Don't-Miss Servers Stories
Server revenue worldwide was down 7.7 percent year-over-year in the first quarter, as weak economic conditions and server consolidation by customers slowed sales, according to research firm IDC.
Advanced Micro Devices had no plans to release low-power x86 server chips until the release of its ARM-based servers in 2014, but sagging server fortunes have changed the company's direction.
As overall server market revenue and shipments declined in the first quarter, both Dell and Cisco Systems managed growth while enterprise stalwarts Hewlett-Packard and IBM struggled in the headwinds.
On the exhibition floor at the Uptime Institute Symposium, I/O Data Centers showed software that lets a facilities manager navigate through a data center in virtual-reality fashion.
Hewlett-Packard on Monday said it has created a business unit that will deal in purpose-built systems based on specific applications and usage models, and also announced the reorganization of its server unit.
IBM's share of the x86 server segment has declined over the last several years.
Any deal by IBM to sell parts of its server business to Lenovo is likely to focus on low-end commodity x86 hardware, not higher-end x86 systems such as IBM's PureSystems and iDataPlex servers, an industry analyst said Thursday.
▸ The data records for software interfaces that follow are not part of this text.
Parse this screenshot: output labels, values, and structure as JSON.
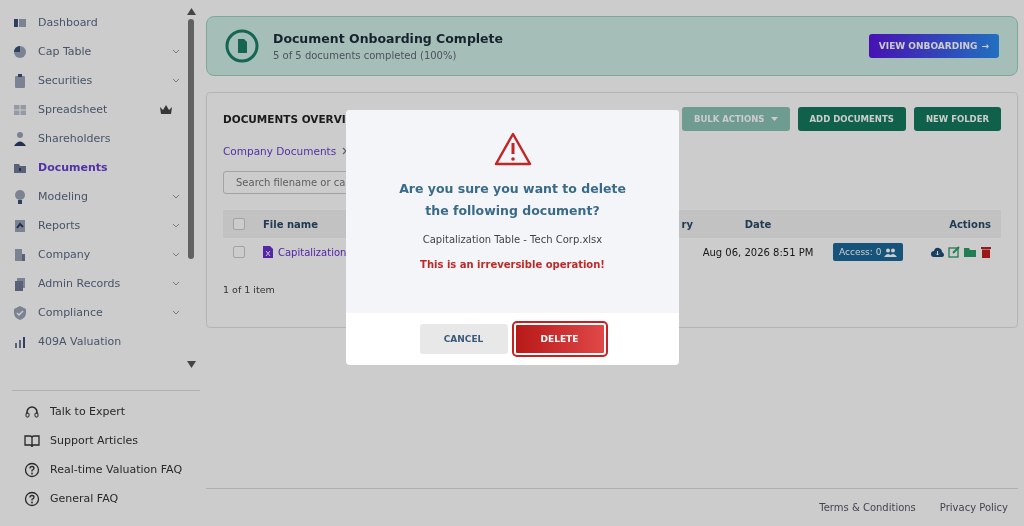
{
  "sidebar": {
    "items": [
      {
        "label": "Dashboard",
        "submenu": false,
        "premium": false,
        "selected": false
      },
      {
        "label": "Cap Table",
        "submenu": true,
        "premium": false,
        "selected": false
      },
      {
        "label": "Securities",
        "submenu": true,
        "premium": false,
        "selected": false
      },
      {
        "label": "Spreadsheet",
        "submenu": false,
        "premium": true,
        "selected": false
      },
      {
        "label": "Shareholders",
        "submenu": false,
        "premium": false,
        "selected": false
      },
      {
        "label": "Documents",
        "submenu": false,
        "premium": false,
        "selected": true
      },
      {
        "label": "Modeling",
        "submenu": true,
        "premium": false,
        "selected": false
      },
      {
        "label": "Reports",
        "submenu": true,
        "premium": false,
        "selected": false
      },
      {
        "label": "Company",
        "submenu": true,
        "premium": false,
        "selected": false
      },
      {
        "label": "Admin Records",
        "submenu": true,
        "premium": false,
        "selected": false
      },
      {
        "label": "Compliance",
        "submenu": true,
        "premium": false,
        "selected": false
      },
      {
        "label": "409A Valuation",
        "submenu": false,
        "premium": false,
        "selected": false
      }
    ],
    "help_links": [
      {
        "label": "Talk to Expert"
      },
      {
        "label": "Support Articles"
      },
      {
        "label": "Real-time Valuation FAQ"
      },
      {
        "label": "General FAQ"
      }
    ]
  },
  "banner": {
    "title": "Document Onboarding Complete",
    "subtitle": "5 of 5 documents completed (100%)",
    "button": "VIEW ONBOARDING",
    "button_icon": "→"
  },
  "documents": {
    "title": "DOCUMENTS OVERVI",
    "buttons": [
      {
        "label": "BULK ACTIONS",
        "kind": "dropdown"
      },
      {
        "label": "ADD DOCUMENTS",
        "kind": "plain"
      },
      {
        "label": "NEW FOLDER",
        "kind": "plain"
      }
    ],
    "breadcrumb": [
      "Company Documents"
    ],
    "search": {
      "placeholder": "Search filename or ca"
    },
    "table": {
      "columns": [
        "File name",
        "ry",
        "Date",
        "Actions"
      ],
      "header_checked": false,
      "rows": [
        {
          "checked": false,
          "file": "Capitalization",
          "date": "Aug 06, 2026 8:51 PM",
          "access": "Access: 0"
        }
      ]
    },
    "pager": "1 of 1 item"
  },
  "footer": {
    "links": [
      "Terms & Conditions",
      "Privacy Policy"
    ]
  },
  "dialog": {
    "question": "Are you sure you want to delete the following document?",
    "document": "Capitalization Table - Tech Corp.xlsx",
    "warning": "This is an irreversible operation!",
    "buttons": [
      {
        "label": "CANCEL",
        "kind": "secondary"
      },
      {
        "label": "DELETE",
        "kind": "danger"
      }
    ]
  }
}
IBM is in "advanced discussions" with Lenovo over a possible deal for it to purchase IBM's x86 server business, according to two news reports Thursday.
The low-power capabilities of ARM-based processors have created high expectations for their use in servers, but one of Dell's top engineers said they are unlikely to take off until 64-bit versions hit the market.
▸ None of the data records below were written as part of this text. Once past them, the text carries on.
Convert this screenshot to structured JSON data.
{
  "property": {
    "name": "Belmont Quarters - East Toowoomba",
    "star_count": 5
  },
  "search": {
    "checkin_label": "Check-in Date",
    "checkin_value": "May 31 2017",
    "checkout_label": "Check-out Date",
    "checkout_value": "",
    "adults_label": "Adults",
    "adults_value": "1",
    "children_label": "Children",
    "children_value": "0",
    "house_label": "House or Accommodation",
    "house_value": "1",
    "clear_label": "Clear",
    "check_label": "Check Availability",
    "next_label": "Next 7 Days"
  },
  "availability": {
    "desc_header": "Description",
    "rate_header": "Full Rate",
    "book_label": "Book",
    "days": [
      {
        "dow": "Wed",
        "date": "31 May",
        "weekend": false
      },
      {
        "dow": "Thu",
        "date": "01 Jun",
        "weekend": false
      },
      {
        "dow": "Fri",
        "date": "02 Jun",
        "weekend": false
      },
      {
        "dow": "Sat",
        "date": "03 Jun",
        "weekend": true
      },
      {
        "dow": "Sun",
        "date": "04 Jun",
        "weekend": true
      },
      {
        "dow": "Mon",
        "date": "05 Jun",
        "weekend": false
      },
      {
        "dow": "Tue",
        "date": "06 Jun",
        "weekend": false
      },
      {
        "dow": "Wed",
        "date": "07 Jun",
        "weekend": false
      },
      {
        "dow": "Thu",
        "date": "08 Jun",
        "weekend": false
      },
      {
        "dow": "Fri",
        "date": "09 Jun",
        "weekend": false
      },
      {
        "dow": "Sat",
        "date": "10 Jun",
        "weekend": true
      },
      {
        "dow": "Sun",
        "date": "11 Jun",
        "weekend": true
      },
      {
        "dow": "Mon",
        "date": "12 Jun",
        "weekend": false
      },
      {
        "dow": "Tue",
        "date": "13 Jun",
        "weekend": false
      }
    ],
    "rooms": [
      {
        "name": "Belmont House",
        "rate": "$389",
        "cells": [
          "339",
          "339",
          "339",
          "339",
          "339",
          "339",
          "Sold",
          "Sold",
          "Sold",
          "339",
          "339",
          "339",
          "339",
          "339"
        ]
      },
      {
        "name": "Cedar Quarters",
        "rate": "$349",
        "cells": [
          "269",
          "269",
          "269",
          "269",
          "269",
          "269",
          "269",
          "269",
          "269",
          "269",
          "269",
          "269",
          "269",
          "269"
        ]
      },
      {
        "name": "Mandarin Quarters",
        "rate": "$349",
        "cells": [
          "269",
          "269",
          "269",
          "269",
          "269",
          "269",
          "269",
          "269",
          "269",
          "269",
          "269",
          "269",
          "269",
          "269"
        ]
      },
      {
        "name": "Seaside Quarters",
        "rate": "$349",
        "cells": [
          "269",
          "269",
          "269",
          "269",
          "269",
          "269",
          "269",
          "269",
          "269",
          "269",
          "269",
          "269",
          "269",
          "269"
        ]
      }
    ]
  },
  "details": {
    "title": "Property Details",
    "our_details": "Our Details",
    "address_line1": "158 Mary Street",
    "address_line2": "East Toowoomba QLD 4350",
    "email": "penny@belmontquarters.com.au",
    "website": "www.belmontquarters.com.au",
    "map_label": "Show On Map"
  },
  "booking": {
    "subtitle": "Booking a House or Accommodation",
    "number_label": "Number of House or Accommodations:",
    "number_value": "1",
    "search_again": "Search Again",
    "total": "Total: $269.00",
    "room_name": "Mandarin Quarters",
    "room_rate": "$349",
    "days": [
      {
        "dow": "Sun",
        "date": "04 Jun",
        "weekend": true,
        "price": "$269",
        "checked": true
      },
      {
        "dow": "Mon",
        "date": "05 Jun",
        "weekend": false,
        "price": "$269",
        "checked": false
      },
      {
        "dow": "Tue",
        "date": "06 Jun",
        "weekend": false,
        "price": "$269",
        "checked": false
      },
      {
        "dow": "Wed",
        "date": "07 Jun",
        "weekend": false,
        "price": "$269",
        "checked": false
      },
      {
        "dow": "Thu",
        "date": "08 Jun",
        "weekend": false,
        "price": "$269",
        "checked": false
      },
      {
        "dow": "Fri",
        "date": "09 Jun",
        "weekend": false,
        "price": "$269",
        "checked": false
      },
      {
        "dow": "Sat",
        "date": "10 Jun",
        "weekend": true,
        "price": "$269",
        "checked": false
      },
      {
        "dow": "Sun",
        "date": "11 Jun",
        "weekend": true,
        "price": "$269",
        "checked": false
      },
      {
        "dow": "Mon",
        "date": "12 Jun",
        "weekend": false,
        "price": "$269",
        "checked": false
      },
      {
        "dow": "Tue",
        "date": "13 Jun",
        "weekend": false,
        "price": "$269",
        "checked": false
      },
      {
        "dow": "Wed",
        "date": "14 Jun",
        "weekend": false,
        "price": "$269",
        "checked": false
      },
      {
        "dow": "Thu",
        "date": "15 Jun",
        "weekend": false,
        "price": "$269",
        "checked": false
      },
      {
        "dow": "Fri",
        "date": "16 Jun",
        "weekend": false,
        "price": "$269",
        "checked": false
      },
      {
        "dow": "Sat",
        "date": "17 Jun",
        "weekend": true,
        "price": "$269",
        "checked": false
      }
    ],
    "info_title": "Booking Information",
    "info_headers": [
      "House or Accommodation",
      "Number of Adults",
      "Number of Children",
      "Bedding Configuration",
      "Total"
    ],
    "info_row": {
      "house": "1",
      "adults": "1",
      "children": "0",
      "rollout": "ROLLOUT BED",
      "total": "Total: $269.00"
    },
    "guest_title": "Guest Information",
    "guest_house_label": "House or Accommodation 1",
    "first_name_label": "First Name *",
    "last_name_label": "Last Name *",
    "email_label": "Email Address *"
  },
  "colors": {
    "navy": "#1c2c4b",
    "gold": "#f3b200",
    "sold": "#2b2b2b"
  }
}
Oracle and Hewlett-Packard's ongoing legal battle over software for Itanium has run into another delay, and this time there's no telling how long it will last.
Intel announced new server chips on Tuesday, including the latest Xeon E3, which is the first server processor based on the company's latest Haswell microarchitecture.
To make server upgrades easier, Intel introduced a rack reference architecture that speeds up data throughput while reducing energy and maintenance costs in data centers.
Hewlett-Packard in the future will offer customized Moonshot servers at different prices and also offer configurations with ARM and Intel Xeon processors.